The Eigenvalue Problem Revisited, Numerically.

The eigenvalue problem is a fundamental problem of linear algebra that arises in many different settings in physics, chemistry, statistics, and mathematics. For any n x n matrix A, the eigenvalues of that matrix are the n roots l1, l2, ..., ln of the characteristic equation of the matrix A, that is, the roots of equation 1,

| lI - A | = 0 (1)

where I is the standard n x n identity matrix. Equation one expanded becomes

c(x) = xn + c1xn-1 + c2xn-2 + ... + cn-1x + cn (2)

The problem is in obtaining the coefficients c1, c2,..., cn of the characteristic polynomial which results from expanding the above determinant.

Le Verrier's method, as modified by Souriau and Frame, uses a recursive algorithm. The algorithm is as follows:

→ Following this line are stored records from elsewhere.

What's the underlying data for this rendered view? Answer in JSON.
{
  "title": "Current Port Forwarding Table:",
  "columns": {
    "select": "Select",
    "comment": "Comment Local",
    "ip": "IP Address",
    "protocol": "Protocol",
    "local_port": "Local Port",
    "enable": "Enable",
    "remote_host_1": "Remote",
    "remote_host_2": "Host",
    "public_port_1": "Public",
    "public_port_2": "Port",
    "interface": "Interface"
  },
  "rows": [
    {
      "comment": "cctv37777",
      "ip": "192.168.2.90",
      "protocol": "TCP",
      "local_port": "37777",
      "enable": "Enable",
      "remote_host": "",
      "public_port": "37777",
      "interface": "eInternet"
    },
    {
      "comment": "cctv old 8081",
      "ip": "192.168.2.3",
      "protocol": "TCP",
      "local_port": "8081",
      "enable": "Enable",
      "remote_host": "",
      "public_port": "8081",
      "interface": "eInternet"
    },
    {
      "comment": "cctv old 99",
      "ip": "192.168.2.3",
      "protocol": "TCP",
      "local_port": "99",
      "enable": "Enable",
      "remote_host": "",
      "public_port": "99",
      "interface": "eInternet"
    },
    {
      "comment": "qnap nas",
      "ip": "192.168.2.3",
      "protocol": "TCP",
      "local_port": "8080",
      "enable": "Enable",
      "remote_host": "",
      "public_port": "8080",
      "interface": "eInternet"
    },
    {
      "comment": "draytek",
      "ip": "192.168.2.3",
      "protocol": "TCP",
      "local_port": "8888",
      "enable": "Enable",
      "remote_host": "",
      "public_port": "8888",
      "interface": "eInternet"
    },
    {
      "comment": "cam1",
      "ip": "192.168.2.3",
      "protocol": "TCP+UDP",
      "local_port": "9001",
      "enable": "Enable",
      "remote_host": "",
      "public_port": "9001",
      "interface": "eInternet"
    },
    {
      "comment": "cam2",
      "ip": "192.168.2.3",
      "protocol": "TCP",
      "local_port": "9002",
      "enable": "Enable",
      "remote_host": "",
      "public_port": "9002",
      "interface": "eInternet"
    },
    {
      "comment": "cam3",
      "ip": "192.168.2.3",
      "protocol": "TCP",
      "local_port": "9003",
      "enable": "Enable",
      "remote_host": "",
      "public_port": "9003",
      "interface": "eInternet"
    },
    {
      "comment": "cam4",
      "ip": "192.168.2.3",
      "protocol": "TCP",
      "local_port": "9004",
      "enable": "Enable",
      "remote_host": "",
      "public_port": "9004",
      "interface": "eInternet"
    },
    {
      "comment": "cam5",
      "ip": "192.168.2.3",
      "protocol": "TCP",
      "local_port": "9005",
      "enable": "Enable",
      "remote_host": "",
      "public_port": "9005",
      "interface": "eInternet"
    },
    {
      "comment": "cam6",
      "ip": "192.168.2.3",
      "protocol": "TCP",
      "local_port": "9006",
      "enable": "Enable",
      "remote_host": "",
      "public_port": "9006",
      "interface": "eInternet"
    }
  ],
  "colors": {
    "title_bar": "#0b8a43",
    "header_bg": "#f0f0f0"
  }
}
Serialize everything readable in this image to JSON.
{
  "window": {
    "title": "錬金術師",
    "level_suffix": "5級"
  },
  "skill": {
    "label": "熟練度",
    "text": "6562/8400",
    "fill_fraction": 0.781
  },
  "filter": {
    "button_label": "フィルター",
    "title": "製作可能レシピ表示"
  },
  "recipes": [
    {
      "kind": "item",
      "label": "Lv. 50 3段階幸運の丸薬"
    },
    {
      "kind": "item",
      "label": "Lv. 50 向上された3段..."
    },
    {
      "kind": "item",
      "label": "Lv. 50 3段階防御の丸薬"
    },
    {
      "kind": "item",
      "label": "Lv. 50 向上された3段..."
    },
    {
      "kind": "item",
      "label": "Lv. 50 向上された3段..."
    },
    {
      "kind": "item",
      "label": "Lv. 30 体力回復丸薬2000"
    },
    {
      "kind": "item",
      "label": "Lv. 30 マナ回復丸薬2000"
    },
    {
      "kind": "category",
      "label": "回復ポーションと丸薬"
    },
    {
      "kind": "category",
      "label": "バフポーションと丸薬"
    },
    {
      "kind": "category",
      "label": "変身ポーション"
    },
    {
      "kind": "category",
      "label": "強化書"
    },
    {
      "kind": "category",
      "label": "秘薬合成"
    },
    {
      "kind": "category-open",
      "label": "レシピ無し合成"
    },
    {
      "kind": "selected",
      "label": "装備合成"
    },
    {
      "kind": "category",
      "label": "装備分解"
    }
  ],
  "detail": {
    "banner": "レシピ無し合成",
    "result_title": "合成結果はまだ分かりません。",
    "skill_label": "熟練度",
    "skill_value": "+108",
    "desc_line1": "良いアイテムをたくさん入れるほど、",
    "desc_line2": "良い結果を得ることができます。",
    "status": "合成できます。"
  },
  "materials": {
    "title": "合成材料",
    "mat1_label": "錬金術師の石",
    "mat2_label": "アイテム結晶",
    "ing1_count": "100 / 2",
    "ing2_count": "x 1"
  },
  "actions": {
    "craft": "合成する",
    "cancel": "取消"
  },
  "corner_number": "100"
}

For an n by n matrix A


set Bo = I

For k = 1 to n

Ak = ABk-1

ck = -(1/k) tr(Ak) Where the ck are in Equation 2.

Bk = Ak + ckI

Next k


The characteristic equation is then solved by any standard root-solver for the eigenvalues.

Sample Program For HP-75C w/ Math ROM:

 10	OPTION BASE 1 				! Array lower limit is 1
 20	DIM A(10,10), B(10,10), C(11), E(10,2)	! Dimension arrays for n=10
 30	INPUT "DIM: "; N			! Input order
 40	REDIM A(N,N)				! Resize matrix for entry
 50	MAT INPUT A				! Input matrix coefficients
 60	MAT B=IDN(N,N)				! Initialize B to identity
 70	MAT C=CON(N+1)				! Init. Characteristic coeff.
 80	FOR I=1 TO N
 90		MAT B=A*B			! Let B = A*B
100		T = 0				! Set Trace = 0
110		FOR J=1 TO N
120			T=T+B(J,J)		! Trace of A*B
130		NEXT J
140		C(I+1), Z = -T/I		! Char eq. Coeffs. computed
150		FOR J=1 TO N
160			B(J,J)=B(J,J) + Z	! Add coeff. to B
170		NEXT J
180	NEXT I
190	MAT E=PROOT(C)				! Solve characteristic eq.
200	MAT DISP USING "6d.7d,2x,6d.7d" ; E ;	! Display complex roots
210	END
This routine will solve for the eigenvalues of any real matrix (symmetric or non-symmetric) by solving the computed characteristic equation by a general polynomial root-solver, PROOT which gives all roots (real and complex) of any polynomial with real coefficients.

This method of calculating eigenvalues has generally been discouraged in the past due to its need for a root-finder,4 which has its own problems, but most good numerical libraries contain a root-finder that can be used. An example of the simple elegance of this routine may be seen in the sample program listing which is from a Hewlett-Packard HP-75C portable computer, which has up to 24K of CMOS RAM and a very powerful built-in 48K BASIC/operating system. With the addition of a 16K Math ROM, this portable computer has built-in BASIC keywords for matrix manipulations, complex numbers, numerical integration, and root-finding. A condensed version of this program only requires 436 bytes of memory, and thus all of the eigenvalues may be solved for in a matrix up to 28 x 28, all in a battery operated portable computer!

The following are some sample times:

Mean Time Seconds
3 3.628
4 7.036
5 13.327
6 20.041
7 30.855
8 47.111
9 68.767
10 98.068
The time required in seconds is thus roughly proportional to n3/10.

By Dan Allen, 4 June 1984, for Math 411 Numerical Analysis at BYU.

Reformatted, albiet poorly, in HTML 8 Nov 2022.